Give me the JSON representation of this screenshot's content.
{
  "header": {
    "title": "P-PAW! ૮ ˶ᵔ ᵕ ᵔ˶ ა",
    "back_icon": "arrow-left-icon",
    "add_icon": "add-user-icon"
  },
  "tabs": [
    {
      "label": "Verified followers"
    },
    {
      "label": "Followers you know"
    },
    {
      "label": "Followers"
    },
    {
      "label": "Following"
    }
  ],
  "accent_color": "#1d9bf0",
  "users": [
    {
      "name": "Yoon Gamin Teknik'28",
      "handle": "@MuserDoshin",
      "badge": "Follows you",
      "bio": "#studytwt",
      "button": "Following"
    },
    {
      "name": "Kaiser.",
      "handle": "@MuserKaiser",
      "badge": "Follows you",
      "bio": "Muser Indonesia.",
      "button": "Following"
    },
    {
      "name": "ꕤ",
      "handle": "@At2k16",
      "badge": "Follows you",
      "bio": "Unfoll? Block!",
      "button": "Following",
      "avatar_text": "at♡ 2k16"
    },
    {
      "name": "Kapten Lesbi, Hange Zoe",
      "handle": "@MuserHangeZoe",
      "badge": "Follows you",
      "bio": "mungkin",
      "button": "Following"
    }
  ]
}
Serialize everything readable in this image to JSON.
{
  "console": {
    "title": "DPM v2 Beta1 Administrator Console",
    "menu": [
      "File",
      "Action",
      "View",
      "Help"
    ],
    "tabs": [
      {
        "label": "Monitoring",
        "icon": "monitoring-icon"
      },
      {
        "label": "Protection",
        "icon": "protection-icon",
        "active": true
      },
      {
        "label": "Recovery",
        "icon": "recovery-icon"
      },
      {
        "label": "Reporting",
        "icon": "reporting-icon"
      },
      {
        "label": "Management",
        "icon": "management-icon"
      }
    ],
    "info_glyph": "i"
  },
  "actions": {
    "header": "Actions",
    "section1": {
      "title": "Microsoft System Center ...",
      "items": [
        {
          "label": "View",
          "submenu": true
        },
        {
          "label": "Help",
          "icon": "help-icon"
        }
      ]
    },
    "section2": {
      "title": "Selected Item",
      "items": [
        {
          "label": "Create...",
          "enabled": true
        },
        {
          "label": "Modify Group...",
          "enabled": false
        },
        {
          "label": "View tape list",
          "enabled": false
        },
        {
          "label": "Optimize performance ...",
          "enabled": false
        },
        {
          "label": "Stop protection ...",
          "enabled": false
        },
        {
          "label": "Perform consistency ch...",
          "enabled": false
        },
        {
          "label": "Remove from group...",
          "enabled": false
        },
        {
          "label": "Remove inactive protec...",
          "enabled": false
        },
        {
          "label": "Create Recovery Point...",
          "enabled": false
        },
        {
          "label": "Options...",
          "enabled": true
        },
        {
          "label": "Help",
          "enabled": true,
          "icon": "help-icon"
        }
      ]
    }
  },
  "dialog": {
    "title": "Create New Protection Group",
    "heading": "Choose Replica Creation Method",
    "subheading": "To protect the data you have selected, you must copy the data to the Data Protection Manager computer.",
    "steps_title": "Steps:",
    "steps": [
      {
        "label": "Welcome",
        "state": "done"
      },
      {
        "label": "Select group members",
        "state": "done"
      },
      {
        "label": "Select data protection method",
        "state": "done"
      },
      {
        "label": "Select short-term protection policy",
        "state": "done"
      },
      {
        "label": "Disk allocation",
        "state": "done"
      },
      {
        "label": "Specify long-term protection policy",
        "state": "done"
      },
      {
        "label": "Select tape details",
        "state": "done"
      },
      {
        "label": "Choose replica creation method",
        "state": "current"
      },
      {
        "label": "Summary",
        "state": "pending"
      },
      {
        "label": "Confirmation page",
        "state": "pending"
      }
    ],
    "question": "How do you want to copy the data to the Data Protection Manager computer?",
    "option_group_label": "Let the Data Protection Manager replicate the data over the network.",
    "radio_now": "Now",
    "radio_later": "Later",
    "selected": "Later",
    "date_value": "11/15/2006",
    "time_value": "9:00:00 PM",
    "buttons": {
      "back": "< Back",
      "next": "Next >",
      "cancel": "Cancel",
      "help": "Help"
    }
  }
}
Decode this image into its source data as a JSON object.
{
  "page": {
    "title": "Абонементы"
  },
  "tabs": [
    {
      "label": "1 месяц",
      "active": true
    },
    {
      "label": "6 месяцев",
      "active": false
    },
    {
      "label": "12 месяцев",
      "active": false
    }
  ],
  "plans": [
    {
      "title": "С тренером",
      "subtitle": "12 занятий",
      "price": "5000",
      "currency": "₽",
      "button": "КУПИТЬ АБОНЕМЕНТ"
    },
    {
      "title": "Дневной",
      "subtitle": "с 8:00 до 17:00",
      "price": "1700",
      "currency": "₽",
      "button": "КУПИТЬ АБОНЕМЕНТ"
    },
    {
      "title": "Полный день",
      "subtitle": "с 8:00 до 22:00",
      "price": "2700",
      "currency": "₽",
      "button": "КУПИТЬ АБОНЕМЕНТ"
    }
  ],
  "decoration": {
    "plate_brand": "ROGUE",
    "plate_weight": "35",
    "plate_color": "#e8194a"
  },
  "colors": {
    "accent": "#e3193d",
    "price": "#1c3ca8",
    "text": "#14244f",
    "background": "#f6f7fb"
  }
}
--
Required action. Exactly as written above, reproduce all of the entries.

Solution for this exercise.
Give me the JSON representation of this screenshot's content.
{
  "header": {
    "title": "P-PAW! ૮ ˶ᵔ ᵕ ᵔ˶ ა",
    "back_icon": "arrow-left-icon",
    "add_icon": "add-user-icon"
  },
  "tabs": [
    {
      "label": "Verified followers"
    },
    {
      "label": "Followers you know"
    },
    {
      "label": "Followers"
    },
    {
      "label": "Following"
    }
  ],
  "accent_color": "#1d9bf0",
  "users": [
    {
      "name": "Yoon Gamin Teknik'28",
      "handle": "@MuserDoshin",
      "badge": "Follows you",
      "bio": "#studytwt",
      "button": "Following"
    },
    {
      "name": "Kaiser.",
      "handle": "@MuserKaiser",
      "badge": "Follows you",
      "bio": "Muser Indonesia.",
      "button": "Following"
    },
    {
      "name": "ꕤ",
      "handle": "@At2k16",
      "badge": "Follows you",
      "bio": "Unfoll? Block!",
      "button": "Following",
      "avatar_text": "at♡ 2k16"
    },
    {
      "name": "Kapten Lesbi, Hange Zoe",
      "handle": "@MuserHangeZoe",
      "badge": "Follows you",
      "bio": "mungkin",
      "button": "Following"
    }
  ]
}
Serialize everything readable in this image to JSON.
{
  "console": {
    "title": "DPM v2 Beta1 Administrator Console",
    "menu": [
      "File",
      "Action",
      "View",
      "Help"
    ],
    "tabs": [
      {
        "label": "Monitoring",
        "icon": "monitoring-icon"
      },
      {
        "label": "Protection",
        "icon": "protection-icon",
        "active": true
      },
      {
        "label": "Recovery",
        "icon": "recovery-icon"
      },
      {
        "label": "Reporting",
        "icon": "reporting-icon"
      },
      {
        "label": "Management",
        "icon": "management-icon"
      }
    ],
    "info_glyph": "i"
  },
  "actions": {
    "header": "Actions",
    "section1": {
      "title": "Microsoft System Center ...",
      "items": [
        {
          "label": "View",
          "submenu": true
        },
        {
          "label": "Help",
          "icon": "help-icon"
        }
      ]
    },
    "section2": {
      "title": "Selected Item",
      "items": [
        {
          "label": "Create...",
          "enabled": true
        },
        {
          "label": "Modify Group...",
          "enabled": false
        },
        {
          "label": "View tape list",
          "enabled": false
        },
        {
          "label": "Optimize performance ...",
          "enabled": false
        },
        {
          "label": "Stop protection ...",
          "enabled": false
        },
        {
          "label": "Perform consistency ch...",
          "enabled": false
        },
        {
          "label": "Remove from group...",
          "enabled": false
        },
        {
          "label": "Remove inactive protec...",
          "enabled": false
        },
        {
          "label": "Create Recovery Point...",
          "enabled": false
        },
        {
          "label": "Options...",
          "enabled": true
        },
        {
          "label": "Help",
          "enabled": true,
          "icon": "help-icon"
        }
      ]
    }
  },
  "dialog": {
    "title": "Create New Protection Group",
    "heading": "Choose Replica Creation Method",
    "subheading": "To protect the data you have selected, you must copy the data to the Data Protection Manager computer.",
    "steps_title": "Steps:",
    "steps": [
      {
        "label": "Welcome",
        "state": "done"
      },
      {
        "label": "Select group members",
        "state": "done"
      },
      {
        "label": "Select data protection method",
        "state": "done"
      },
      {
        "label": "Select short-term protection policy",
        "state": "done"
      },
      {
        "label": "Disk allocation",
        "state": "done"
      },
      {
        "label": "Specify long-term protection policy",
        "state": "done"
      },
      {
        "label": "Select tape details",
        "state": "done"
      },
      {
        "label": "Choose replica creation method",
        "state": "current"
      },
      {
        "label": "Summary",
        "state": "pending"
      },
      {
        "label": "Confirmation page",
        "state": "pending"
      }
    ],
    "question": "How do you want to copy the data to the Data Protection Manager computer?",
    "option_group_label": "Let the Data Protection Manager replicate the data over the network.",
    "radio_now": "Now",
    "radio_later": "Later",
    "selected": "Later",
    "date_value": "11/15/2006",
    "time_value": "9:00:00 PM",
    "buttons": {
      "back": "< Back",
      "next": "Next >",
      "cancel": "Cancel",
      "help": "Help"
    }
  }
}
Decode this image into its source data as a JSON object.
{
  "page": {
    "title": "Абонементы"
  },
  "tabs": [
    {
      "label": "1 месяц",
      "active": true
    },
    {
      "label": "6 месяцев",
      "active": false
    },
    {
      "label": "12 месяцев",
      "active": false
    }
  ],
  "plans": [
    {
      "title": "С тренером",
      "subtitle": "12 занятий",
      "price": "5000",
      "currency": "₽",
      "button": "КУПИТЬ АБОНЕМЕНТ"
    },
    {
      "title": "Дневной",
      "subtitle": "с 8:00 до 17:00",
      "price": "1700",
      "currency": "₽",
      "button": "КУПИТЬ АБОНЕМЕНТ"
    },
    {
      "title": "Полный день",
      "subtitle": "с 8:00 до 22:00",
      "price": "2700",
      "currency": "₽",
      "button": "КУПИТЬ АБОНЕМЕНТ"
    }
  ],
  "decoration": {
    "plate_brand": "ROGUE",
    "plate_weight": "35",
    "plate_color": "#e8194a"
  },
  "colors": {
    "accent": "#e3193d",
    "price": "#1c3ca8",
    "text": "#14244f",
    "background": "#f6f7fb"
  }
}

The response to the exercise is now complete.